  1. Use butters. “Our skin changes in colder weather because of the lack of moisture in the air. You need to get butters on your skin. It could be a shea butter or cocoa butter.” But don’t just look at the pretty packaging, she advises. “You have to read ingredients and pay attention.” Many oils and butters contain mineral oils or petroleum that can feel heavy or worse. “They form a layer over your skin, which makes it impossible for your pores to breathe.”

  2. Avoid products with alcohol. “If there is alcohol in it, stay away,” Freeman says. “The worst thing you can do is get any lotion that contains a lot of perfume, because the alcohol dries your skin.”

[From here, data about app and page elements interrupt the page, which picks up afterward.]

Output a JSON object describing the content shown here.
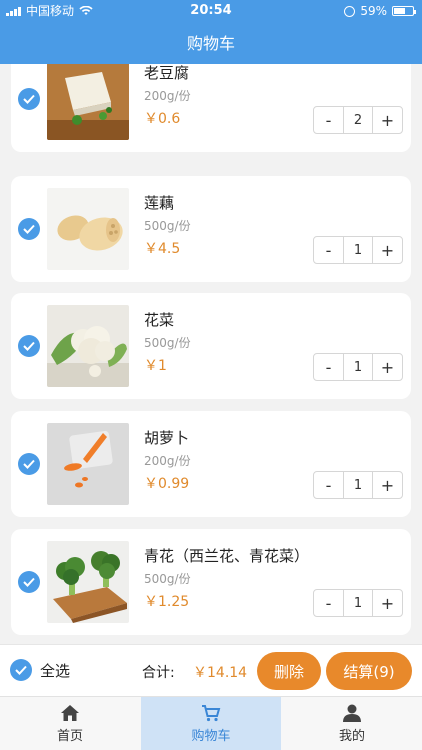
{
  "status_bar": {
    "carrier": "中国移动",
    "time": "20:54",
    "battery": "59%",
    "battery_level": 0.59
  },
  "header": {
    "title": "购物车"
  },
  "colors": {
    "primary": "#4a9be6",
    "accent": "#e8892b",
    "price": "#e08a2c"
  },
  "items": [
    {
      "name": "老豆腐",
      "spec": "200g/份",
      "price": "￥0.6",
      "qty": "2",
      "checked": true,
      "image": "tofu"
    },
    {
      "name": "莲藕",
      "spec": "500g/份",
      "price": "￥4.5",
      "qty": "1",
      "checked": true,
      "image": "lotus-root"
    },
    {
      "name": "花菜",
      "spec": "500g/份",
      "price": "￥1",
      "qty": "1",
      "checked": true,
      "image": "cauliflower"
    },
    {
      "name": "胡萝卜",
      "spec": "200g/份",
      "price": "￥0.99",
      "qty": "1",
      "checked": true,
      "image": "carrot"
    },
    {
      "name": "青花（西兰花、青花菜）",
      "spec": "500g/份",
      "price": "￥1.25",
      "qty": "1",
      "checked": true,
      "image": "broccoli"
    }
  ],
  "stepper": {
    "minus": "-",
    "plus": "+"
  },
  "summary": {
    "select_all": "全选",
    "total_label": "合计:",
    "total_value": "￥14.14",
    "delete": "删除",
    "checkout": "结算(9)"
  },
  "tabs": [
    {
      "label": "首页",
      "icon": "home-icon"
    },
    {
      "label": "购物车",
      "icon": "cart-icon",
      "active": true
    },
    {
      "label": "我的",
      "icon": "user-icon"
    }
  ]
}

  3. Watch your diet. “You need to have lots of water in your system and make sure you’re eating things like seeds.” She recommends pumpkin and sunflower seeds, because they are packed with vitamin E. “This also goes for topical products. I always recommend anything with vitamin E, which would be sunflower oil, jojoba oil, and coconut oil.”

Ayanna Denise Skin, 6800 Montgomery Blvd. NE, Suite D, Albuquerque.